Our true self-awareness forces us to place trust in others. Lewis knew his limitations, and he sought a leader with abilities to complement his strengths and weaknesses. In selecting Clark, Lewis showed maturity in realizing he could not lead the way alone. In allowing Clark equal rank and an equal share of the credit, Lewis demonstrated remarkable security.

Competence is essential if trust is to be continued. Lewis and Clark had differing skills, but each was a greatly talented man. From their diaries, it is obvious that as the journey progressed, their trust in each other deepened. They had a sense of great security because of the mutual confidence they placed in each other.

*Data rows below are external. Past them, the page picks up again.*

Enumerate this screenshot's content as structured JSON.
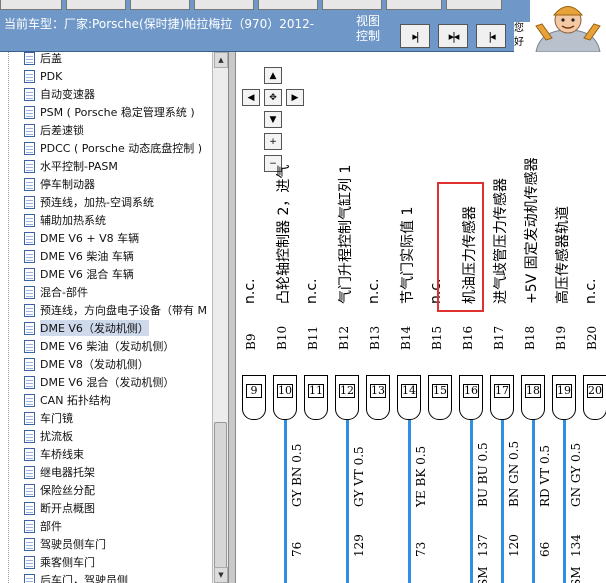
{
  "header": {
    "vehicle_label": "当前车型：厂家:Porsche(保时捷)帕拉梅拉（970）2012-",
    "view_control_label": "视图控制",
    "view_buttons": [
      {
        "icon": "align-right-icon",
        "glyph": "▸|"
      },
      {
        "icon": "expand-horizontal-icon",
        "glyph": "▸|◂"
      },
      {
        "icon": "align-left-icon",
        "glyph": "|◂"
      }
    ],
    "hint_text": "您好"
  },
  "tree": {
    "items": [
      {
        "label": "后盖"
      },
      {
        "label": "PDK"
      },
      {
        "label": "自动变速器"
      },
      {
        "label": "PSM ( Porsche 稳定管理系统 )"
      },
      {
        "label": "后差速锁"
      },
      {
        "label": "PDCC ( Porsche 动态底盘控制 )"
      },
      {
        "label": "水平控制-PASM"
      },
      {
        "label": "停车制动器"
      },
      {
        "label": "预连线，加热-空调系统"
      },
      {
        "label": "辅助加热系统"
      },
      {
        "label": "DME V6 + V8 车辆"
      },
      {
        "label": "DME V6 柴油 车辆"
      },
      {
        "label": "DME V6 混合 车辆"
      },
      {
        "label": "混合-部件"
      },
      {
        "label": "预连线，方向盘电子设备（带有 M"
      },
      {
        "label": "DME V6（发动机侧）",
        "selected": true
      },
      {
        "label": "DME V6 柴油（发动机侧）"
      },
      {
        "label": "DME V8（发动机侧）"
      },
      {
        "label": "DME V6 混合（发动机侧）"
      },
      {
        "label": "CAN 拓扑结构"
      },
      {
        "label": "车门镜"
      },
      {
        "label": "扰流板"
      },
      {
        "label": "车桥线束"
      },
      {
        "label": "继电器托架"
      },
      {
        "label": "保险丝分配"
      },
      {
        "label": "断开点概图"
      },
      {
        "label": "部件"
      },
      {
        "label": "驾驶员侧车门"
      },
      {
        "label": "乘客侧车门"
      },
      {
        "label": "后车门，驾驶员侧"
      }
    ]
  },
  "diagram_nav": [
    {
      "name": "pan-up-icon",
      "glyph": "▲"
    },
    {
      "name": "pan-left-icon",
      "glyph": "◀"
    },
    {
      "name": "pan-center-icon",
      "glyph": "✥"
    },
    {
      "name": "pan-right-icon",
      "glyph": "▶"
    },
    {
      "name": "pan-down-icon",
      "glyph": "▼"
    },
    {
      "name": "zoom-in-icon",
      "glyph": "+"
    },
    {
      "name": "zoom-out-icon",
      "glyph": "−"
    }
  ],
  "pins": [
    {
      "code": "B9",
      "label": "n.c.",
      "num": "9"
    },
    {
      "code": "B10",
      "label": "凸轮轴控制器 2，进气",
      "num": "10",
      "wire": {
        "color": "GY BN 0.5",
        "id": "76"
      }
    },
    {
      "code": "B11",
      "label": "n.c.",
      "num": "11"
    },
    {
      "code": "B12",
      "label": "气门升程控制气缸列 1",
      "num": "12",
      "wire": {
        "color": "GY VT 0.5",
        "id": "129"
      }
    },
    {
      "code": "B13",
      "label": "n.c.",
      "num": "13"
    },
    {
      "code": "B14",
      "label": "节气门实际值 1",
      "num": "14",
      "wire": {
        "color": "YE BK 0.5",
        "id": "73"
      }
    },
    {
      "code": "B15",
      "label": "n.c.",
      "num": "15"
    },
    {
      "code": "B16",
      "label": "机油压力传感器",
      "num": "16",
      "wire": {
        "color": "BU BU 0.5",
        "id": "137",
        "extra": "SM"
      }
    },
    {
      "code": "B17",
      "label": "进气歧管压力传感器",
      "num": "17",
      "wire": {
        "color": "BN GN 0.5",
        "id": "120"
      }
    },
    {
      "code": "B18",
      "label": "+5V 固定发动机传感器",
      "num": "18",
      "wire": {
        "color": "RD VT 0.5",
        "id": "66"
      }
    },
    {
      "code": "B19",
      "label": "高压传感器轨道",
      "num": "19",
      "wire": {
        "color": "GN GY 0.5",
        "id": "134",
        "extra": "SM"
      }
    },
    {
      "code": "B20",
      "label": "n.c.",
      "num": "20"
    }
  ],
  "colors": {
    "header_bg": "#6f98c8",
    "wire": "#2f8fe0",
    "highlight": "#e03030",
    "tree_selected": "#cfd9ec"
  }
}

Trust is strengthened when trust is proven. The two officers would have one opportunity after another in which they literally put their lives into the hands of others on the expedition. Surmounting each challenge, their trust increased as they proved their merit.

The highest level of trust is expressed in obedience and submission, even when there is a lack of understanding or agreement. At one point on the journey, the explorers came to two rivers and had to decide which one was the Missouri River. Lewis and Clark's choice went against the general consensus of their men. Even while disagreeing, the men were willing to trust the judgment of their leadership.

The reward of trust is an intimate relationship that few ever experience.

Cited and used with permission from Leadership Wired. To read the entire article, click here.

by Cynthia D. McCauley

There are several ways to add developmental assignments to your current job:

? Reshape your current job. Adding new responsibilities or reshaping your job may be more doable than you think. Consider trading tasks with another or taking on a role or task that needs to be done but that no one currently "owns." Also re-examine responsibilities that are already a legitimate part of your job, but have received little attention.
? Take on temporary assignments. Look outside your job description or department for projects, task forces, one-time events and activities that you can participate in for a short period of time.
? Seek challenges outside the workplace. Other areas of your life often provide the same challenges found in job settings. You'll find plenty of leadership responsibilities in nonprofit, religious, social and professional organizations, schools, sports teams, and family life.

Used and cited with permission from Center for Creative Leadership. Click here to read the entire article.